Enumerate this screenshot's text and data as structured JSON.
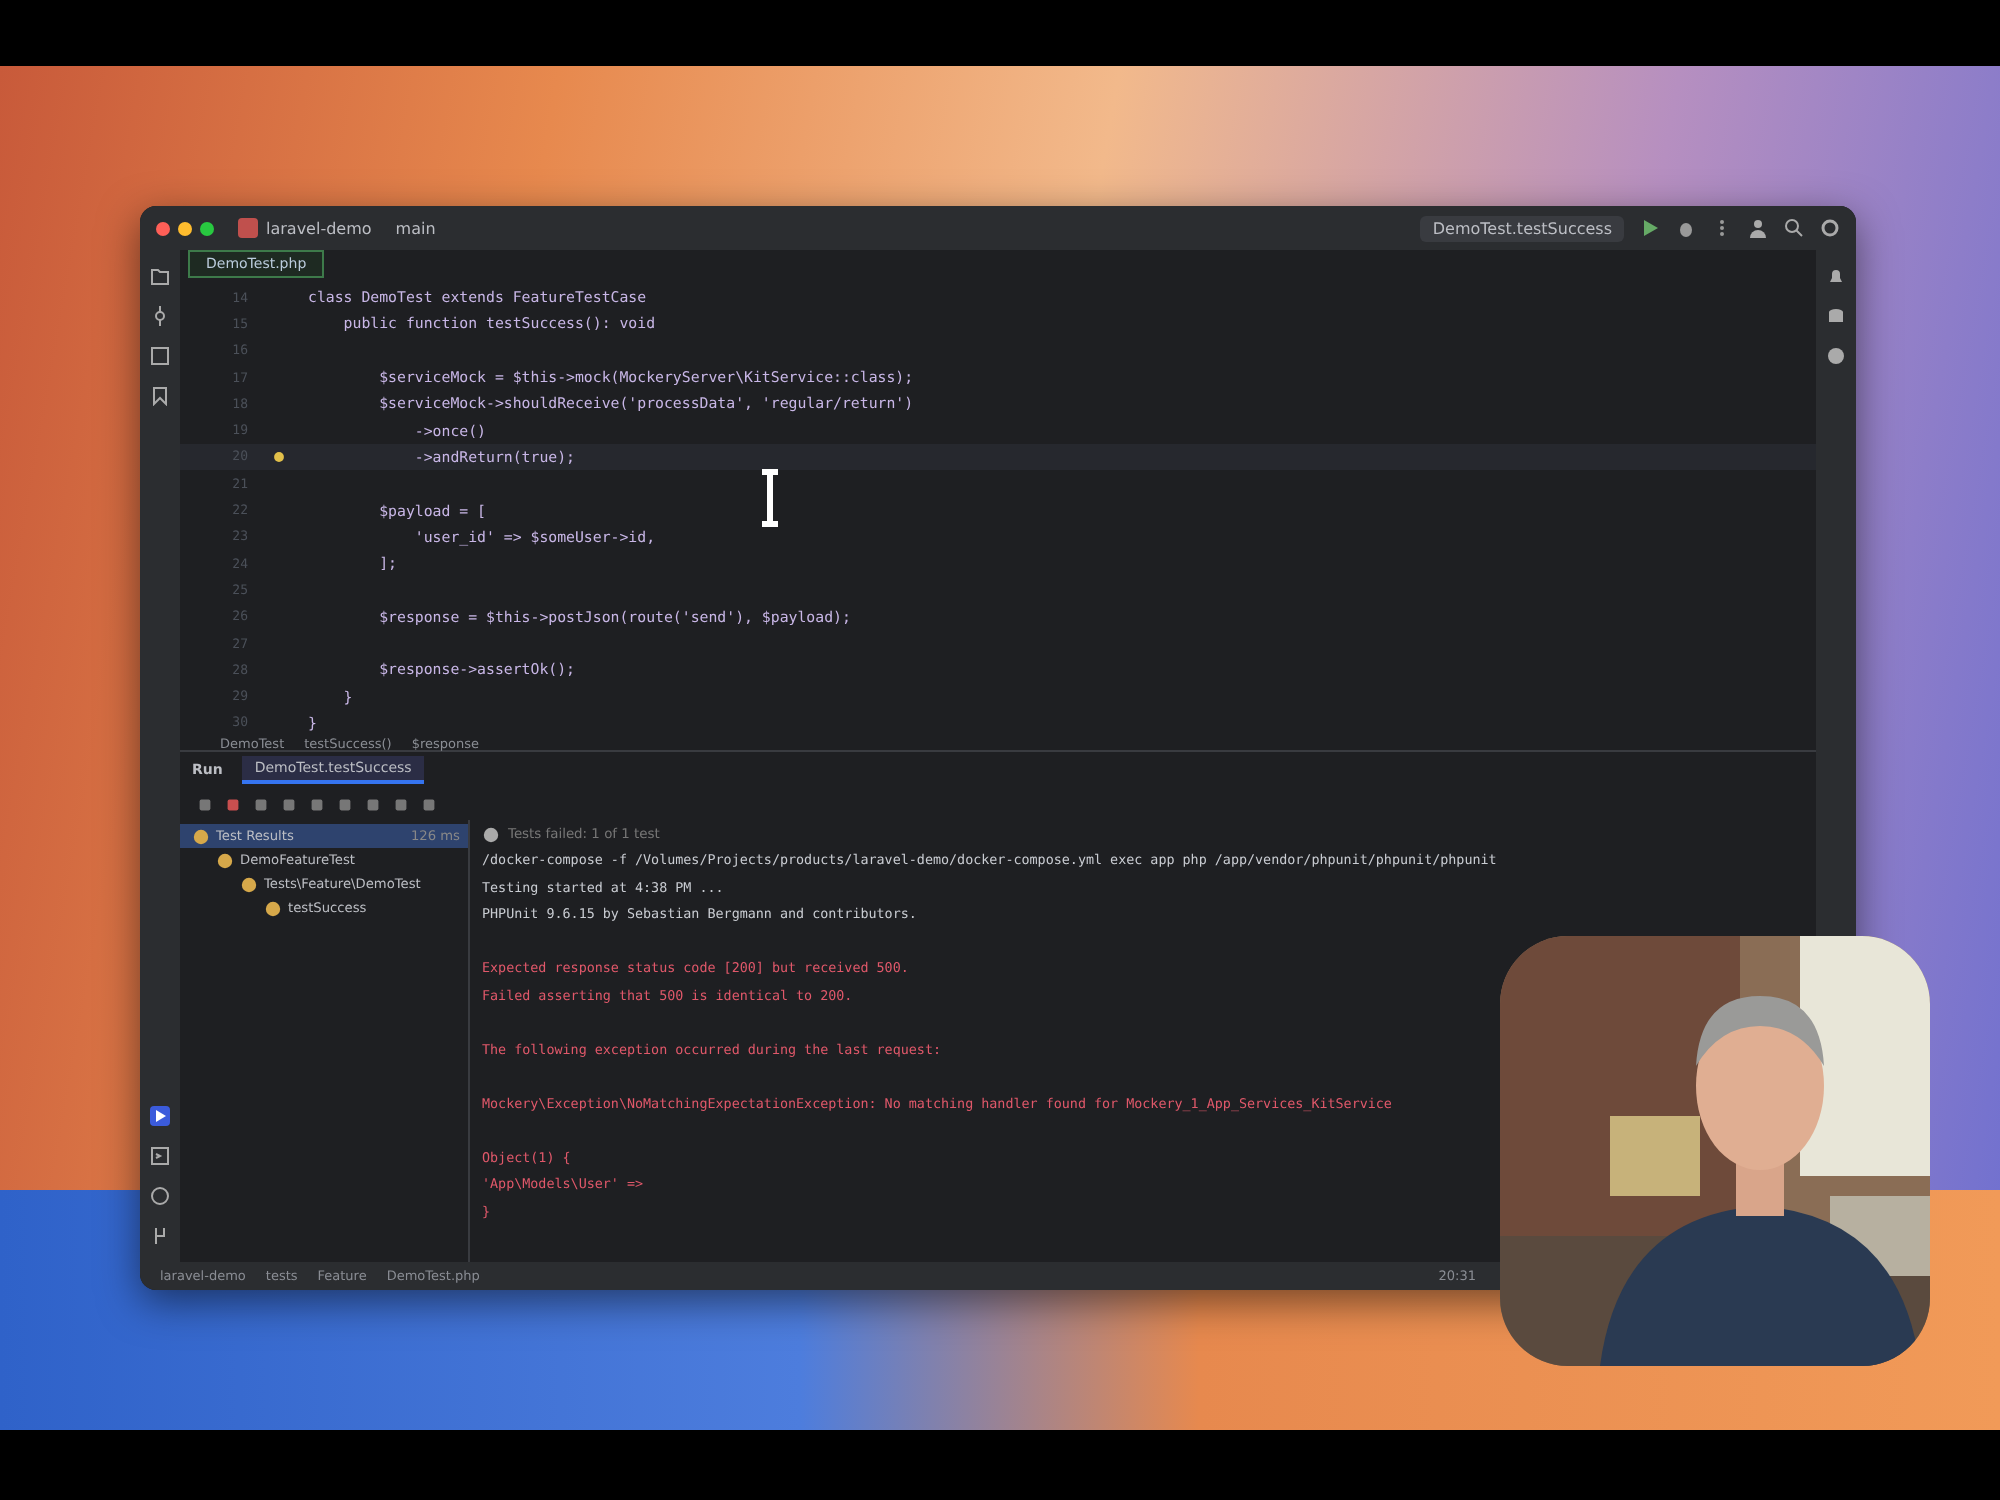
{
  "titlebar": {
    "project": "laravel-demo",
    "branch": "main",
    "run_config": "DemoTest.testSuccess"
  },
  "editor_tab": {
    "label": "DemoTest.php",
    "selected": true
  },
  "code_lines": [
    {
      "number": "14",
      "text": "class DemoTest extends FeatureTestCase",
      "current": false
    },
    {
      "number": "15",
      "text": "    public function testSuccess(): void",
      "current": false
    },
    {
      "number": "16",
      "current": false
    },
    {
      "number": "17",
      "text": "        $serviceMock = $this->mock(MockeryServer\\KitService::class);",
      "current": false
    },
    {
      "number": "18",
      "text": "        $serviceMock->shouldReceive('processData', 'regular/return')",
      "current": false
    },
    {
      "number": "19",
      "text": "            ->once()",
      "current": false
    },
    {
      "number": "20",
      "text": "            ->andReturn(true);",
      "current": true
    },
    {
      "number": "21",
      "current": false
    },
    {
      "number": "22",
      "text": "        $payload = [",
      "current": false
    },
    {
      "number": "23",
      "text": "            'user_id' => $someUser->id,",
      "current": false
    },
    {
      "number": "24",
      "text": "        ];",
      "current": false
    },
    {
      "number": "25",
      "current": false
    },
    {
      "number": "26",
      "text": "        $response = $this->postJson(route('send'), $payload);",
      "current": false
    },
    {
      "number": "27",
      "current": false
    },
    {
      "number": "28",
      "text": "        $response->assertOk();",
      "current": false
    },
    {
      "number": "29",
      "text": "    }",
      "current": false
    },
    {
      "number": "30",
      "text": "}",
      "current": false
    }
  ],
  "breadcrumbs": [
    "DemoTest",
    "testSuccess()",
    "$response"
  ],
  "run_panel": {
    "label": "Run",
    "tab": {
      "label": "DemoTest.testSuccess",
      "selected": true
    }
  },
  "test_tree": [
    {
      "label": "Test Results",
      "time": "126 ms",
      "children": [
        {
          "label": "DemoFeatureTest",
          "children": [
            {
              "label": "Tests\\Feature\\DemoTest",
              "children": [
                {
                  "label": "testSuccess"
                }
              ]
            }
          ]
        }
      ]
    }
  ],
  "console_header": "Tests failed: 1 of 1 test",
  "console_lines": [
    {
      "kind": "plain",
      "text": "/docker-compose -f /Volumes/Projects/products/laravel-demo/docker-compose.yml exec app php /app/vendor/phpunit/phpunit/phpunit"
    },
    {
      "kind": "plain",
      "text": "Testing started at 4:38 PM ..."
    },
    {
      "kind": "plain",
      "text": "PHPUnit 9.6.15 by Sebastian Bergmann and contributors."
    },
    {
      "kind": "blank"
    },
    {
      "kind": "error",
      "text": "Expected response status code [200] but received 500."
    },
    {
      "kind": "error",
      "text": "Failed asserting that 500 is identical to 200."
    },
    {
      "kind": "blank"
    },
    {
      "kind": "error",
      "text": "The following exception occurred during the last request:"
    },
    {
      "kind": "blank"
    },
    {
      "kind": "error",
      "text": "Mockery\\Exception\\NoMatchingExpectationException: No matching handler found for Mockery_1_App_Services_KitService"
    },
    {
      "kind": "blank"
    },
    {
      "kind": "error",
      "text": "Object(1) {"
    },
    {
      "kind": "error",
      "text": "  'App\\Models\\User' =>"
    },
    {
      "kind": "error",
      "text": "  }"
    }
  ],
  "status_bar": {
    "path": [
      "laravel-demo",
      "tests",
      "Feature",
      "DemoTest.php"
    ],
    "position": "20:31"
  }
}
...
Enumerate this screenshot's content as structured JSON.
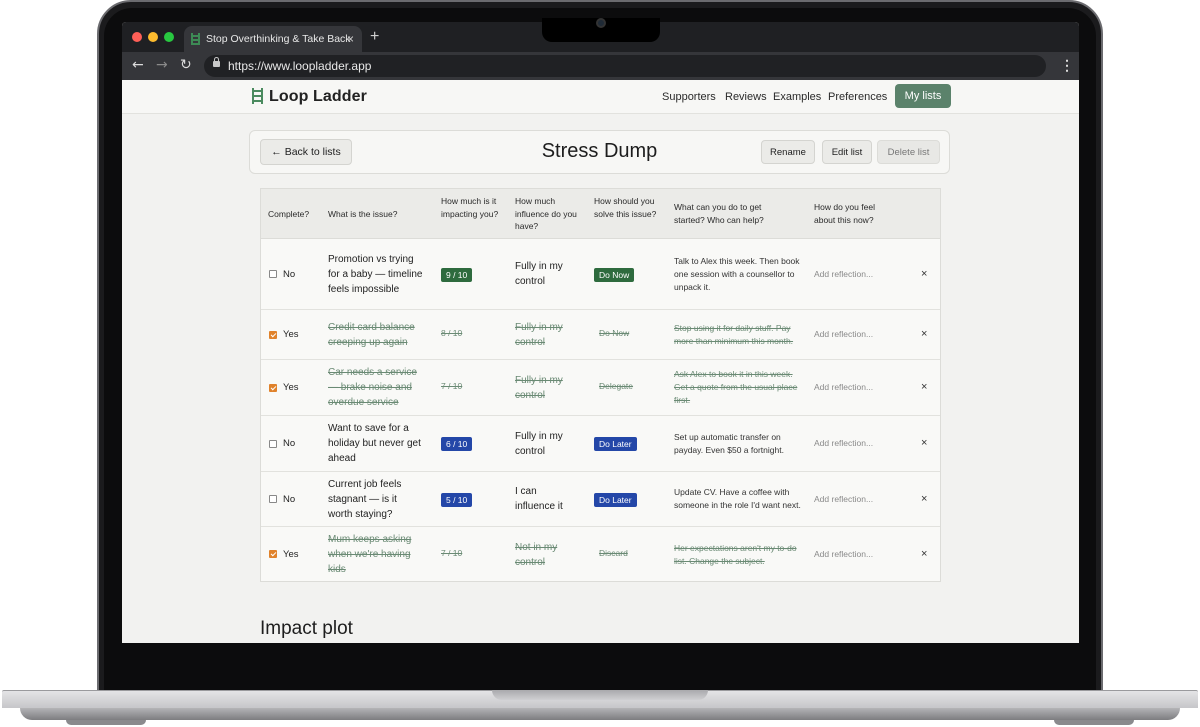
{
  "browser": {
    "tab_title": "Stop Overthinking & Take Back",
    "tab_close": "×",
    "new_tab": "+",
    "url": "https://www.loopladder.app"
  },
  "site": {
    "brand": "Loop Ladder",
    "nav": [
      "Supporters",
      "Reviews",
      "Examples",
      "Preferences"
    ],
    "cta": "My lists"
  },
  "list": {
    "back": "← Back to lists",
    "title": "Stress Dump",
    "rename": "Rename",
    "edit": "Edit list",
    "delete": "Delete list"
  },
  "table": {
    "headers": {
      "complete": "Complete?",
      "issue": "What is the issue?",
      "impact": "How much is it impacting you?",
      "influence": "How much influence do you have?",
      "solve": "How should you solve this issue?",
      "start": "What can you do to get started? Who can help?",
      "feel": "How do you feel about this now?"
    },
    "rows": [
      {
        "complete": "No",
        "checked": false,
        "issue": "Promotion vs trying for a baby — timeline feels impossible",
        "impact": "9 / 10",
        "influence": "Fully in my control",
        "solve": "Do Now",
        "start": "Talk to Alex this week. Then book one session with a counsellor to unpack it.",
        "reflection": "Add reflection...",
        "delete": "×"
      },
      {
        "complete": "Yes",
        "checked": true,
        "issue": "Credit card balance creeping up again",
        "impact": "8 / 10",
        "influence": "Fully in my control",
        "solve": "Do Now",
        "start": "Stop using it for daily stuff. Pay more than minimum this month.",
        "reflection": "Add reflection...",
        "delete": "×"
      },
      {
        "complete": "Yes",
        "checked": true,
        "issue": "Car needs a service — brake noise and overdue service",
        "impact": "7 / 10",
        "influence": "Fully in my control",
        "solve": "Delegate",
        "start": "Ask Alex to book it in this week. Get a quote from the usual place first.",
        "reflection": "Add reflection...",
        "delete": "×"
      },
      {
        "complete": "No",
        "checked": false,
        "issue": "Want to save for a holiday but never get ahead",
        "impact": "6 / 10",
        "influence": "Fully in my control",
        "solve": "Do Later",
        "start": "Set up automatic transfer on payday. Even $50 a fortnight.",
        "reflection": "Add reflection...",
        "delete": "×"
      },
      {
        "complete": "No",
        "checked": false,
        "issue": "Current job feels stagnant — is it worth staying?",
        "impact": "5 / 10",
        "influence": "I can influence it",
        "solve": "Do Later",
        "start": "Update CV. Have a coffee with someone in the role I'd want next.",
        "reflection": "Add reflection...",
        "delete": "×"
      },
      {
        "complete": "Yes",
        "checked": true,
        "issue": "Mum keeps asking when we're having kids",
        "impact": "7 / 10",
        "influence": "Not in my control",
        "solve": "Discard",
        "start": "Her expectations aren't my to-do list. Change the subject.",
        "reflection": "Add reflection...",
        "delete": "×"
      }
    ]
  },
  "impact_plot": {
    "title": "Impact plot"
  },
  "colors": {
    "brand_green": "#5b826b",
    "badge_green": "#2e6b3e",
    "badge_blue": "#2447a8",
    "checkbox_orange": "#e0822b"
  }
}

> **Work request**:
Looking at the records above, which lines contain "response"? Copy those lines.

> **Expected answer**:
      "text": "        $response = $this->postJson(route('send'), $payload);",
      "text": "        $response->assertOk();",
    "$response"
      "text": "Expected response status code [200] but received 500."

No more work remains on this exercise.